'Location is Everything'
“Location is everything for Woodlawn Stables,” Mitchell said. “Working parents don’t have time to drive an hour or more each way for riding lessons for their kids.”
Corine Bickley agrees. The Gallaudet University professor began riding lessons at Woodlawn Stables eight years ago, and has transitioned to horse owner and volunteer. "I'm here several times a week, which would not be possible if it weren't so close-in," she said.
Bickley is hoping to begin using her horse Holly as a therapy horse with the Wounded Warrior Project. "Woodlawn's proximity to Ft. Belvoir would make this a perfect opportunity," she said.

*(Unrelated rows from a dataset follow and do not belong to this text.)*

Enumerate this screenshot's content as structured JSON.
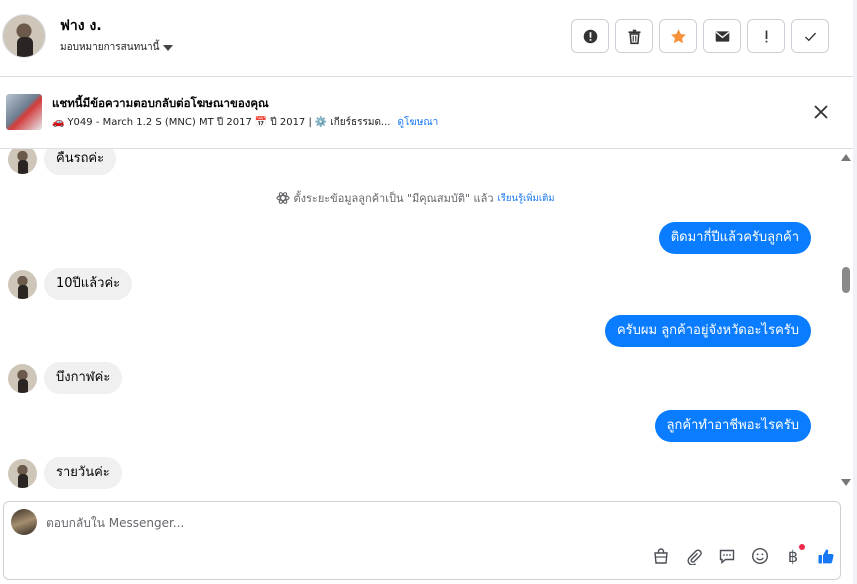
{
  "header": {
    "contact_name": "ฟาง ง.",
    "assign_label": "มอบหมายการสนทนานี้",
    "actions": [
      {
        "name": "mark-spam-button",
        "icon": "alert-circle-icon"
      },
      {
        "name": "delete-button",
        "icon": "trash-icon"
      },
      {
        "name": "star-button",
        "icon": "star-icon"
      },
      {
        "name": "mark-unread-button",
        "icon": "envelope-icon"
      },
      {
        "name": "follow-up-button",
        "icon": "exclamation-icon"
      },
      {
        "name": "mark-done-button",
        "icon": "checkmark-icon"
      }
    ],
    "star_color": "#f7923b"
  },
  "ad": {
    "title": "แชทนี้มีข้อความตอบกลับต่อโฆษณาของคุณ",
    "car_emoji": "🚗",
    "details": "Y049 - March 1.2 S (MNC) MT ปี 2017",
    "calendar_emoji": "📅",
    "year": "ปี 2017 |",
    "gear_emoji": "⚙️",
    "transmission": "เกียร์ธรรมด...",
    "view_ad_link": "ดูโฆษณา"
  },
  "messages": [
    {
      "direction": "in",
      "text": "คืนรถค่ะ"
    },
    {
      "direction": "system",
      "text": "ตั้งระยะข้อมูลลูกค้าเป็น \"มีคุณสมบัติ\" แล้ว",
      "link": "เรียนรู้เพิ่มเติม"
    },
    {
      "direction": "out",
      "text": "ติดมากี่ปีแล้วครับลูกค้า"
    },
    {
      "direction": "in",
      "text": "10ปีแล้วค่ะ"
    },
    {
      "direction": "out",
      "text": "ครับผม ลูกค้าอยู่จังหวัดอะไรครับ"
    },
    {
      "direction": "in",
      "text": "บึงกาฬค่ะ"
    },
    {
      "direction": "out",
      "text": "ลูกค้าทำอาชีพอะไรครับ"
    },
    {
      "direction": "in",
      "text": "รายวันค่ะ"
    }
  ],
  "composer": {
    "placeholder": "ตอบกลับใน Messenger...",
    "tools": [
      "shopping-bag-icon",
      "paperclip-icon",
      "saved-reply-icon",
      "emoji-icon",
      "baht-payment-icon",
      "thumbs-up-icon"
    ],
    "baht_symbol": "฿"
  },
  "colors": {
    "outgoing_bubble": "#0a7cff",
    "incoming_bubble": "#f0f0f0",
    "link": "#1877f2",
    "like": "#1877f2"
  }
}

While hopeful about staying, Mitchell said she's also realistic because nothing is final. “My concern is if things do fall apart for us, I’ll have 37 horses to relocate during an unfortunate economy.”
In the past few decades, other horse-related businesses have closed due to the development of housing or businesses in Fairfax County. Jane Dillon's horse farm on Telegraph Road became the Coast Guard Station. Patti's Riding Stables in Burke and stables in Bay Ridge and Great Falls fell to housing developments. The loss of these businesses has meant .

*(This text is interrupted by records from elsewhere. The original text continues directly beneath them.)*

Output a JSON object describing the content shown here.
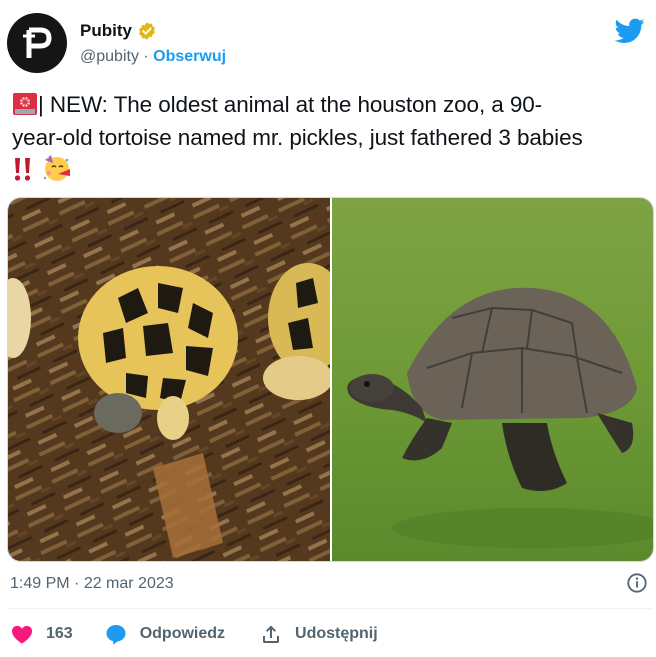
{
  "author": {
    "display_name": "Pubity",
    "handle": "@pubity",
    "separator": " · ",
    "follow_label": "Obserwuj"
  },
  "tweet": {
    "line1": "| NEW: The oldest animal at the houston zoo, a 90-",
    "line2": "year-old tortoise named mr. pickles, just fathered 3 babies"
  },
  "meta": {
    "time": "1:49 PM",
    "separator": " · ",
    "date": "22 mar 2023"
  },
  "actions": {
    "like_count": "163",
    "reply_label": "Odpowiedz",
    "share_label": "Udostępnij"
  },
  "icons": [
    "avatar-logo",
    "verified-badge-icon",
    "twitter-bird-icon",
    "siren-icon",
    "double-exclamation-icon",
    "party-face-icon",
    "info-icon",
    "heart-icon",
    "reply-bubble-icon",
    "share-icon"
  ],
  "colors": {
    "accent": "#1d9bf0",
    "like": "#f91880",
    "text": "#0f1419",
    "secondary": "#536471",
    "verified": "#e2b719"
  }
}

Mitchell and her mother took over Woodlawn Stables in 1991 from previous owners Tom and Jane Scanlin. The Mitchells had been riding, teaching and working at Woodlawn Stables since the 1980s. “When Tom and Jane we’re getting out, it was just the natural progression of things for us to up the ante and purchase the business,” said Cindy.
Woodlawn Stables is an institution. “Our current summer camp director is the third generation daughter of a family who’ve ridden here,” said Cindy. “That kind of longevity in a business is remarkable.”
Woodlawn Stables consists of approximately 55 acres. The business leases the land from the National Historic Trust. Cindy said Woodlawn Stables currently has about 37 horses, including 14 boarded by private owners. They have between 300 and 400 weekly students, depending on the season.
“We understand that improvements need to be made for Richmond Highway, but they shouldn’t be made at the expense of the open space still remaining,” said Cindy.
Full Disclosure: Burke Patch Editor Susan Larson has worked at boarding, breeding, lesson, trail riding, fox hunting and polo facilities in Illinois and Virginia. In 2005 the United States Capitol Police Horse Mounted Unit honored her for her support as barn manager during their tenure. She is a past member of Clifton Horse Society, former volunteer with Simple Changes Therapeutic Riding Center, and current member of the Mason Neck Horse Coalition. She boards her horse at The Stables at Meadowood.